The Maori New Year celebration of Matariki, currently being commemorated, could be a public holiday in New Zealand from next year.
There's growing support for a long weekend around the indigenous occasion, an annual time of reflection and planning among Maori whanau, or families.
Matariki is named after the bright stars of the Pleiades star cluster, which rise in the winter night sky each year.
Traditionally, Maori iwi, or communities, would gather together at night during a time of the constellation's prominence, making use of the period between harvests to celebrate and make offerings for a bountiful future.
More recently, councils and organisations have used the occasion to explain its significance, run family-friendly events featuring cultural displays and light shows.
The Maori Party have long campaigned for a Matariki public holiday for the occasion, failing in a legislative bid back in 2009.
The Republican Movement believe a Matariki long weekend should replace the Queen's Birthday public holiday.
News outlet Stuff are also campaigning for a Matariki holiday, and on Tuesday, the Greens added their support for a long weekend public holiday.
"Here in Aotearoa there has been an incredible push to embrace tikanga Maori (culture)," Greens co-leader Marama Davidson said.
"The time has come for there to be a Maori holiday on our whenua (land), further revitalising Maori culture."
"It gives us time to look up at the night sky and teach our kids about how Maori used the stars to predict the weather and find their way at sea.

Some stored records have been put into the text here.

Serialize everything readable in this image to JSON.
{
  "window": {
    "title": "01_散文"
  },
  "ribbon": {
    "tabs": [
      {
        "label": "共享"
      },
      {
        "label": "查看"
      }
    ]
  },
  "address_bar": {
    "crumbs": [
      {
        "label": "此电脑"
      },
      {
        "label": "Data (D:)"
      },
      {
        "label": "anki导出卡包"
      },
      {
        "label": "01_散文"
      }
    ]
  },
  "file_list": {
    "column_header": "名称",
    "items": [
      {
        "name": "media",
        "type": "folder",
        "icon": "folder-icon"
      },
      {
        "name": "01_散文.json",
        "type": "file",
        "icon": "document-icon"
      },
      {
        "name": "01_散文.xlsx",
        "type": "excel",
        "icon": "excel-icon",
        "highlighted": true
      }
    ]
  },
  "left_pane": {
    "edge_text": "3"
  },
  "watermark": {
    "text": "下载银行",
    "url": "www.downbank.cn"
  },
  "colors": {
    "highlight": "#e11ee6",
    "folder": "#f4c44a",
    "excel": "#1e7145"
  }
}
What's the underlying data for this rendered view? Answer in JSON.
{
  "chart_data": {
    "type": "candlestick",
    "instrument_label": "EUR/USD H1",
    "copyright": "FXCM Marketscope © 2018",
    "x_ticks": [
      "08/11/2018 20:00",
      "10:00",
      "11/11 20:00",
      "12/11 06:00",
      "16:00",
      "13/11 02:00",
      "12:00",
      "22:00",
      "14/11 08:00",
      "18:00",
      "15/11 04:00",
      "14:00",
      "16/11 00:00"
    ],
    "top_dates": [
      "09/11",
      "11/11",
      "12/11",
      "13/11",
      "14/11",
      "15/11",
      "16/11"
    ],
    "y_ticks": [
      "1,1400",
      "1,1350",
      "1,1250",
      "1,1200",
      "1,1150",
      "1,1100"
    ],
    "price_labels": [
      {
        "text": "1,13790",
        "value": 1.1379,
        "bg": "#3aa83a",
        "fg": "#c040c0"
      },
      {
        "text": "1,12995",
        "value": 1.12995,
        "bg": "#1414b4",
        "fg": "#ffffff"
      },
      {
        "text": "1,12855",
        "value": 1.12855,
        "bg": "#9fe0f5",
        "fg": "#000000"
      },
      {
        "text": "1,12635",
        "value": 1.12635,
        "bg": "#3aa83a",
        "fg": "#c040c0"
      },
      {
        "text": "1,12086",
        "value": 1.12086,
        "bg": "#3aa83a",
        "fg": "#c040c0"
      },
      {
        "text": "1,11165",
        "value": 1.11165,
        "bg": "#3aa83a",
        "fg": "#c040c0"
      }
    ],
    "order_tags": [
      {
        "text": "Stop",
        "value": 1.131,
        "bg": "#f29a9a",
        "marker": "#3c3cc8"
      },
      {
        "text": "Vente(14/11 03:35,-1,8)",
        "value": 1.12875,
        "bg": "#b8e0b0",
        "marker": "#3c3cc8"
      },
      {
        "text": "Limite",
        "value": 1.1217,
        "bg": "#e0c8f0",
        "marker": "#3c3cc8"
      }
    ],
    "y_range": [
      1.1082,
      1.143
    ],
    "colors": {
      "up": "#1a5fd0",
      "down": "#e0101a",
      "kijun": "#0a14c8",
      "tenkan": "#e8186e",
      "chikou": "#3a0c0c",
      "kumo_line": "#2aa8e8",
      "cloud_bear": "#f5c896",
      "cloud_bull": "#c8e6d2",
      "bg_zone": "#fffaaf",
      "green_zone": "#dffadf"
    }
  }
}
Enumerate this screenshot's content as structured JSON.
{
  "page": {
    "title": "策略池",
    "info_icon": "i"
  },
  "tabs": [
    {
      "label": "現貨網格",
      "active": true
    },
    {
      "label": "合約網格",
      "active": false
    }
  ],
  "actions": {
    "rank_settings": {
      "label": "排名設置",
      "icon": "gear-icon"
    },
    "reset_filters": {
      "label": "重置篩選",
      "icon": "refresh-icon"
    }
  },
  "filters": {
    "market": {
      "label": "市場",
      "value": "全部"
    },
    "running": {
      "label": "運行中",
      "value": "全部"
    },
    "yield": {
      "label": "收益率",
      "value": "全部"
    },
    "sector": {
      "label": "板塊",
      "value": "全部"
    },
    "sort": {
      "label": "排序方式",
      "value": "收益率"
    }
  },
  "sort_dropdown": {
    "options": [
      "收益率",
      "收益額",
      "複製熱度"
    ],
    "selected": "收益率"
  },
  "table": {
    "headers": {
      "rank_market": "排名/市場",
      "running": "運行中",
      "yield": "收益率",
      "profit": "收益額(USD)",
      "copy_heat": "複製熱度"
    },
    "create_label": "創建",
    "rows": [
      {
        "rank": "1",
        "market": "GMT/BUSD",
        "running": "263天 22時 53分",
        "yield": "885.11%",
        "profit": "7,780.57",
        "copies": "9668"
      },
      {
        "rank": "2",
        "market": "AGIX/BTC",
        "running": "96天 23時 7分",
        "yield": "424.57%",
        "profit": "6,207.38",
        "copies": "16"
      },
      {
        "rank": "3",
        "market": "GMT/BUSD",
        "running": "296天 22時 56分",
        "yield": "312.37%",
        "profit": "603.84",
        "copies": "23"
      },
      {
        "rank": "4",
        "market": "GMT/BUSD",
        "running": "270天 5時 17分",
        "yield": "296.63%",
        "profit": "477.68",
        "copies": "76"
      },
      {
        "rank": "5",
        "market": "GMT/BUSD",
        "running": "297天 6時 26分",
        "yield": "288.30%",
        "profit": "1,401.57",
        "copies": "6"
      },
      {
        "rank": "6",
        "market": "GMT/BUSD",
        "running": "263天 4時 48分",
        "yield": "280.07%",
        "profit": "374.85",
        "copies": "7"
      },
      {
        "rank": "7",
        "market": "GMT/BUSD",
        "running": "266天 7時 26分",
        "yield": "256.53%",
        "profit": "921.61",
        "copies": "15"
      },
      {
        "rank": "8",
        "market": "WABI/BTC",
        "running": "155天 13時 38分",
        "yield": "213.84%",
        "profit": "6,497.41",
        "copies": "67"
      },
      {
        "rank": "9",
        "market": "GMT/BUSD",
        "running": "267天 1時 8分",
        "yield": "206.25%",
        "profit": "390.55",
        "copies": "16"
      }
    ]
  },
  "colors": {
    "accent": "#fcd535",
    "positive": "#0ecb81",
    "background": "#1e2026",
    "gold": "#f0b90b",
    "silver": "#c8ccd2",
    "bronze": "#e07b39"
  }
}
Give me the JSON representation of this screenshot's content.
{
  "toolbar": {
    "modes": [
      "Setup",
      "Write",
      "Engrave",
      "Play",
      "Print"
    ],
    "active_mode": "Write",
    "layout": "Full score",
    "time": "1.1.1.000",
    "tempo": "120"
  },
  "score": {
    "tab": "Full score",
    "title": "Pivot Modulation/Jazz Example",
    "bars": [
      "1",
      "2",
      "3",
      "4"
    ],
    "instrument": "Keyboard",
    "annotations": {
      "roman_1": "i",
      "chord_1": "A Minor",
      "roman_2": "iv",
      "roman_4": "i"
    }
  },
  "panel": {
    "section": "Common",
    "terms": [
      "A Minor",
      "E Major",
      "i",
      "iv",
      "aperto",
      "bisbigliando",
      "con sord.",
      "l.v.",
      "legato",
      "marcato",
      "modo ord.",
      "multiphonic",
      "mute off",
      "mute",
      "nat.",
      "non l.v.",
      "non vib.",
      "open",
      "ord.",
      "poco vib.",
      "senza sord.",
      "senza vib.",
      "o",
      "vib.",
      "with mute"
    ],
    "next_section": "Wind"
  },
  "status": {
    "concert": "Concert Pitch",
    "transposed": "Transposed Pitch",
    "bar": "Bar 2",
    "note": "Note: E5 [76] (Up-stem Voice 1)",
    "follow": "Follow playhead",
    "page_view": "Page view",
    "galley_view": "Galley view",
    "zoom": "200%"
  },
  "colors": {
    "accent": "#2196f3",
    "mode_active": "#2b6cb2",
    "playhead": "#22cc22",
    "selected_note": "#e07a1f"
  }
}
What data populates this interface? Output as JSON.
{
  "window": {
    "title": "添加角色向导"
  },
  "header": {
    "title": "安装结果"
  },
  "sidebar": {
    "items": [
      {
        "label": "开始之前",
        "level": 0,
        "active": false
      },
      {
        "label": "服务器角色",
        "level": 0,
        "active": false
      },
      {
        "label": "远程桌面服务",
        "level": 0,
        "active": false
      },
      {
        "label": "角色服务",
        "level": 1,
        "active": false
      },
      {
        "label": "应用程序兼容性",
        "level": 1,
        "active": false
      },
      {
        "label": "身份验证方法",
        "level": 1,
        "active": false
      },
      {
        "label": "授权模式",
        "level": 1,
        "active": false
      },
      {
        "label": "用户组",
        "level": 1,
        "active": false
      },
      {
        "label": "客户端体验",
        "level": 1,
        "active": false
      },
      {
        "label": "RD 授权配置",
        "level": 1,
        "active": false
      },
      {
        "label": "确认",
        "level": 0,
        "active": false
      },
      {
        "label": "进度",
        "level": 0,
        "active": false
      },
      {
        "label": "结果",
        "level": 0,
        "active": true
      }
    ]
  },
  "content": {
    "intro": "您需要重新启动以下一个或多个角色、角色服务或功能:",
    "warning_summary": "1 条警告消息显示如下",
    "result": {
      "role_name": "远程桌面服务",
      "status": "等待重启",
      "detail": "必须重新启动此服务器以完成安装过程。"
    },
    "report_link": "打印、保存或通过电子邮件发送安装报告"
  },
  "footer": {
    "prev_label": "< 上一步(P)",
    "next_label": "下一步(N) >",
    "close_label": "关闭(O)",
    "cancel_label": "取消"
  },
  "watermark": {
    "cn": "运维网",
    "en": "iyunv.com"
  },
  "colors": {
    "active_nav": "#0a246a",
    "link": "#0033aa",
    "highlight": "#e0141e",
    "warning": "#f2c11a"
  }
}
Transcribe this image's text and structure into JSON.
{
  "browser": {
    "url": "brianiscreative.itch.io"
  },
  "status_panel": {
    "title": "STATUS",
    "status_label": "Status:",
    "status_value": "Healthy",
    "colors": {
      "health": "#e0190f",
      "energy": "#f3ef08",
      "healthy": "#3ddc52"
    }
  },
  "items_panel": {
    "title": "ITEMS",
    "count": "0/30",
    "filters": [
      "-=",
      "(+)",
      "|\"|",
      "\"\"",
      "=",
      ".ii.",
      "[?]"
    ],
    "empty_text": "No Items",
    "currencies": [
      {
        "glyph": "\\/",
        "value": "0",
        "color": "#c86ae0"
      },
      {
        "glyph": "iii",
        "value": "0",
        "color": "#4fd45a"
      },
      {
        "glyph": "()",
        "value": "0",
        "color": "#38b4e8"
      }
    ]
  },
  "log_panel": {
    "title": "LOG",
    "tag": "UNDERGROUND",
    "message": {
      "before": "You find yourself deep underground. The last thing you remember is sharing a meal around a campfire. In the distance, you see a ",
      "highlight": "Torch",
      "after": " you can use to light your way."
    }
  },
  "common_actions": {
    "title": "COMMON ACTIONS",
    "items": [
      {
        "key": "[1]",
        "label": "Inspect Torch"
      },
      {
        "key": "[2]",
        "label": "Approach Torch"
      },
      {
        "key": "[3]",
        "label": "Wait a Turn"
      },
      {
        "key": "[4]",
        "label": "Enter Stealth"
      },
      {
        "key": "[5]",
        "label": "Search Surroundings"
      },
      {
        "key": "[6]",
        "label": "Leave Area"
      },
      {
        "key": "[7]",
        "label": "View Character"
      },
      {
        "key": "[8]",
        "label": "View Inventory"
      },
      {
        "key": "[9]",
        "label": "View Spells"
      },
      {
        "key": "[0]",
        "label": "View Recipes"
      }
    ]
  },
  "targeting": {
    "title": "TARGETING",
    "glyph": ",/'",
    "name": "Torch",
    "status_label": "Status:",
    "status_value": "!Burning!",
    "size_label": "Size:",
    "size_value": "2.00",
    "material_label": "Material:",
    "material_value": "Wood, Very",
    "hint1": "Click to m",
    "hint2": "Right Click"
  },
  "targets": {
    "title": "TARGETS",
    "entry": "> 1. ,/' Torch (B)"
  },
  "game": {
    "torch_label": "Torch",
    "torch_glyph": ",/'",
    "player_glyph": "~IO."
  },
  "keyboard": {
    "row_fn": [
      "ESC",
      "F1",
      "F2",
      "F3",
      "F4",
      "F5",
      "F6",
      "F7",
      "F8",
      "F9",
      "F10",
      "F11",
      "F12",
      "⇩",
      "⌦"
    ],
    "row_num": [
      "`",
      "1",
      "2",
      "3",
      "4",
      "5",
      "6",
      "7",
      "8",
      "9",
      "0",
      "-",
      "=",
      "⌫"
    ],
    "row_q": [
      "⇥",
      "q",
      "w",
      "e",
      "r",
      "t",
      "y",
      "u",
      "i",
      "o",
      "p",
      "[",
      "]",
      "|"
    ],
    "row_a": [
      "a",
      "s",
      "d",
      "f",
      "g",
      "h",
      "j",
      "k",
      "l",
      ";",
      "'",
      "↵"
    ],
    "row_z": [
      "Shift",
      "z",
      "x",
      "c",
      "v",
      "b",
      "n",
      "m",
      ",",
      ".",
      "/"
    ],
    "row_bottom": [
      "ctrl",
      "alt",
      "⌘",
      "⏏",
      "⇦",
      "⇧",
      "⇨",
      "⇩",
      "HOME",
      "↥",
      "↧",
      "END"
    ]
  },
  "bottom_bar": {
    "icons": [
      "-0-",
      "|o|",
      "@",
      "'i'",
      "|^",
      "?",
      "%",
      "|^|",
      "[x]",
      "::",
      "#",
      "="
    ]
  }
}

"We can teach them how we used this time of year to mark a transition, honouring those that have passed in the previous year and welcoming the Maori New Year."
Labour deputy leader Kelvin Davis, and the party's most senior Maori, agreed it was a good idea.
"It's worth considering," he said.
"Maori have been calling for it for a while so let's have that conversation."
Current polls have Labour and the Greens on track to form the country's next government after the September 19 election.
Prime Minister Jacinda Ardern put the idea of new public holidays on the radar in May when she suggested long weekends could help bolster domestic tourism.
"That's not something that received widespread support across the government," she acknowledged.
Ms Ardern didn't rule out a move to implement a Maori New Year annual holiday.
"There's been a number of holidays that people have put up that have a particular New Zealand flavour, I've been talking in general terms about public holidays at this stage though."
National, which voted against the 2009 proposal but, will re-consider the idea at a caucus under new leader Judith Collins.
NZ First leader Winston Peters has previously said he is opposed to additional public holidays.